Instructions to follow: Would you reproduce the whole listing exactly, minus its images?

Supplied entries:

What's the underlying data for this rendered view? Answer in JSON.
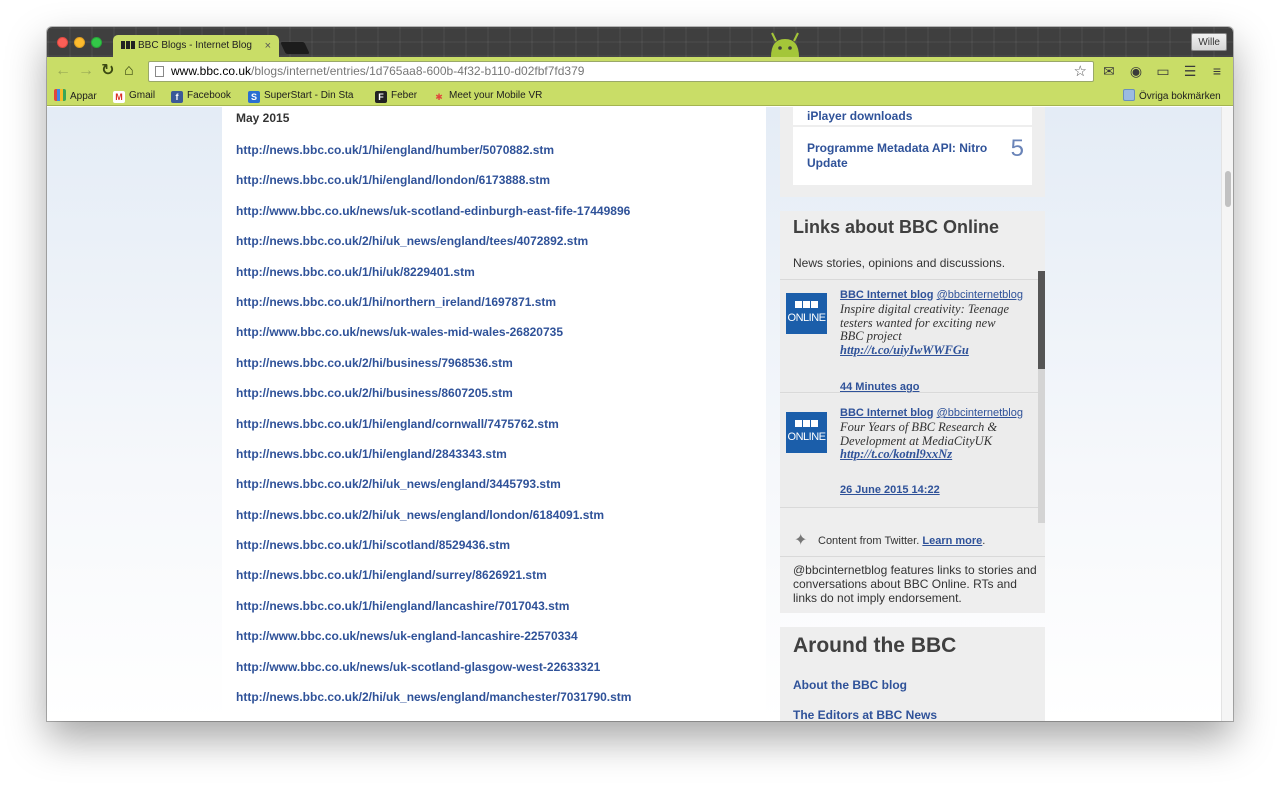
{
  "browser": {
    "tab_title": "BBC Blogs - Internet Blog",
    "tab_close": "×",
    "user_button": "Wille",
    "url_host": "www.bbc.co.uk",
    "url_path": "/blogs/internet/entries/1d765aa8-600b-4f32-b110-d02fbf7fd379",
    "bookmarks": [
      {
        "label": "Appar",
        "icon": "apps-icon"
      },
      {
        "label": "Gmail",
        "icon": "gmail-icon"
      },
      {
        "label": "Facebook",
        "icon": "facebook-icon"
      },
      {
        "label": "SuperStart - Din Sta",
        "icon": "superstart-icon"
      },
      {
        "label": "Feber",
        "icon": "feber-icon"
      },
      {
        "label": "Meet your Mobile VR",
        "icon": "meet-icon"
      }
    ],
    "other_bookmarks": "Övriga bokmärken"
  },
  "main": {
    "month": "May 2015",
    "links": [
      "http://news.bbc.co.uk/1/hi/england/humber/5070882.stm",
      "http://news.bbc.co.uk/1/hi/england/london/6173888.stm",
      "http://www.bbc.co.uk/news/uk-scotland-edinburgh-east-fife-17449896",
      "http://news.bbc.co.uk/2/hi/uk_news/england/tees/4072892.stm",
      "http://news.bbc.co.uk/1/hi/uk/8229401.stm",
      "http://news.bbc.co.uk/1/hi/northern_ireland/1697871.stm",
      "http://www.bbc.co.uk/news/uk-wales-mid-wales-26820735",
      "http://news.bbc.co.uk/2/hi/business/7968536.stm",
      "http://news.bbc.co.uk/2/hi/business/8607205.stm",
      "http://news.bbc.co.uk/1/hi/england/cornwall/7475762.stm",
      "http://news.bbc.co.uk/1/hi/england/2843343.stm",
      "http://news.bbc.co.uk/2/hi/uk_news/england/3445793.stm",
      "http://news.bbc.co.uk/2/hi/uk_news/england/london/6184091.stm",
      "http://news.bbc.co.uk/1/hi/scotland/8529436.stm",
      "http://news.bbc.co.uk/1/hi/england/surrey/8626921.stm",
      "http://news.bbc.co.uk/1/hi/england/lancashire/7017043.stm",
      "http://www.bbc.co.uk/news/uk-england-lancashire-22570334",
      "http://www.bbc.co.uk/news/uk-scotland-glasgow-west-22633321",
      "http://news.bbc.co.uk/2/hi/uk_news/england/manchester/7031790.stm"
    ]
  },
  "sidebar": {
    "popular_partial": "iPlayer downloads",
    "popular_item": {
      "title": "Programme Metadata API: Nitro Update",
      "rank": "5"
    },
    "links_about": {
      "title": "Links about BBC Online",
      "subtitle": "News stories, opinions and discussions.",
      "tweets": [
        {
          "author": "BBC Internet blog",
          "handle": "@bbcinternetblog",
          "text": "Inspire digital creativity: Teenage testers wanted for exciting new BBC project",
          "link": "http://t.co/uiyIwWWFGu",
          "time": "44 Minutes ago"
        },
        {
          "author": "BBC Internet blog",
          "handle": "@bbcinternetblog",
          "text": "Four Years of BBC Research & Development at MediaCityUK",
          "link": "http://t.co/kotnl9xxNz",
          "time": "26 June 2015 14:22"
        }
      ],
      "logo_blocks": [
        "B",
        "B",
        "C"
      ],
      "logo_text": "ONLINE",
      "twitter_credit_text": "Content from Twitter.",
      "twitter_learn_more": "Learn more",
      "endorsement": "@bbcinternetblog features links to stories and conversations about BBC Online. RTs and links do not imply endorsement."
    },
    "around": {
      "title": "Around the BBC",
      "links": [
        "About the BBC blog",
        "The Editors at BBC News"
      ]
    }
  },
  "colors": {
    "link": "#2f5299",
    "chrome_theme": "#c9dd67",
    "bbc_blue": "#1b5eaa"
  }
}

Exercise response:
What's the underlying data for this rendered view? Answer in JSON.
{
  "browser": {
    "tab_title": "BBC Blogs - Internet Blog",
    "tab_close": "×",
    "user_button": "Wille",
    "url_host": "www.bbc.co.uk",
    "url_path": "/blogs/internet/entries/1d765aa8-600b-4f32-b110-d02fbf7fd379",
    "bookmarks": [
      {
        "label": "Appar",
        "icon": "apps-icon"
      },
      {
        "label": "Gmail",
        "icon": "gmail-icon"
      },
      {
        "label": "Facebook",
        "icon": "facebook-icon"
      },
      {
        "label": "SuperStart - Din Sta",
        "icon": "superstart-icon"
      },
      {
        "label": "Feber",
        "icon": "feber-icon"
      },
      {
        "label": "Meet your Mobile VR",
        "icon": "meet-icon"
      }
    ],
    "other_bookmarks": "Övriga bokmärken"
  },
  "main": {
    "month": "May 2015",
    "links": [
      "http://news.bbc.co.uk/1/hi/england/humber/5070882.stm",
      "http://news.bbc.co.uk/1/hi/england/london/6173888.stm",
      "http://www.bbc.co.uk/news/uk-scotland-edinburgh-east-fife-17449896",
      "http://news.bbc.co.uk/2/hi/uk_news/england/tees/4072892.stm",
      "http://news.bbc.co.uk/1/hi/uk/8229401.stm",
      "http://news.bbc.co.uk/1/hi/northern_ireland/1697871.stm",
      "http://www.bbc.co.uk/news/uk-wales-mid-wales-26820735",
      "http://news.bbc.co.uk/2/hi/business/7968536.stm",
      "http://news.bbc.co.uk/2/hi/business/8607205.stm",
      "http://news.bbc.co.uk/1/hi/england/cornwall/7475762.stm",
      "http://news.bbc.co.uk/1/hi/england/2843343.stm",
      "http://news.bbc.co.uk/2/hi/uk_news/england/3445793.stm",
      "http://news.bbc.co.uk/2/hi/uk_news/england/london/6184091.stm",
      "http://news.bbc.co.uk/1/hi/scotland/8529436.stm",
      "http://news.bbc.co.uk/1/hi/england/surrey/8626921.stm",
      "http://news.bbc.co.uk/1/hi/england/lancashire/7017043.stm",
      "http://www.bbc.co.uk/news/uk-england-lancashire-22570334",
      "http://www.bbc.co.uk/news/uk-scotland-glasgow-west-22633321",
      "http://news.bbc.co.uk/2/hi/uk_news/england/manchester/7031790.stm"
    ]
  },
  "sidebar": {
    "popular_partial": "iPlayer downloads",
    "popular_item": {
      "title": "Programme Metadata API: Nitro Update",
      "rank": "5"
    },
    "links_about": {
      "title": "Links about BBC Online",
      "subtitle": "News stories, opinions and discussions.",
      "tweets": [
        {
          "author": "BBC Internet blog",
          "handle": "@bbcinternetblog",
          "text": "Inspire digital creativity: Teenage testers wanted for exciting new BBC project",
          "link": "http://t.co/uiyIwWWFGu",
          "time": "44 Minutes ago"
        },
        {
          "author": "BBC Internet blog",
          "handle": "@bbcinternetblog",
          "text": "Four Years of BBC Research & Development at MediaCityUK",
          "link": "http://t.co/kotnl9xxNz",
          "time": "26 June 2015 14:22"
        }
      ],
      "logo_blocks": [
        "B",
        "B",
        "C"
      ],
      "logo_text": "ONLINE",
      "twitter_credit_text": "Content from Twitter.",
      "twitter_learn_more": "Learn more",
      "endorsement": "@bbcinternetblog features links to stories and conversations about BBC Online. RTs and links do not imply endorsement."
    },
    "around": {
      "title": "Around the BBC",
      "links": [
        "About the BBC blog",
        "The Editors at BBC News"
      ]
    }
  },
  "colors": {
    "link": "#2f5299",
    "chrome_theme": "#c9dd67",
    "bbc_blue": "#1b5eaa"
  }
}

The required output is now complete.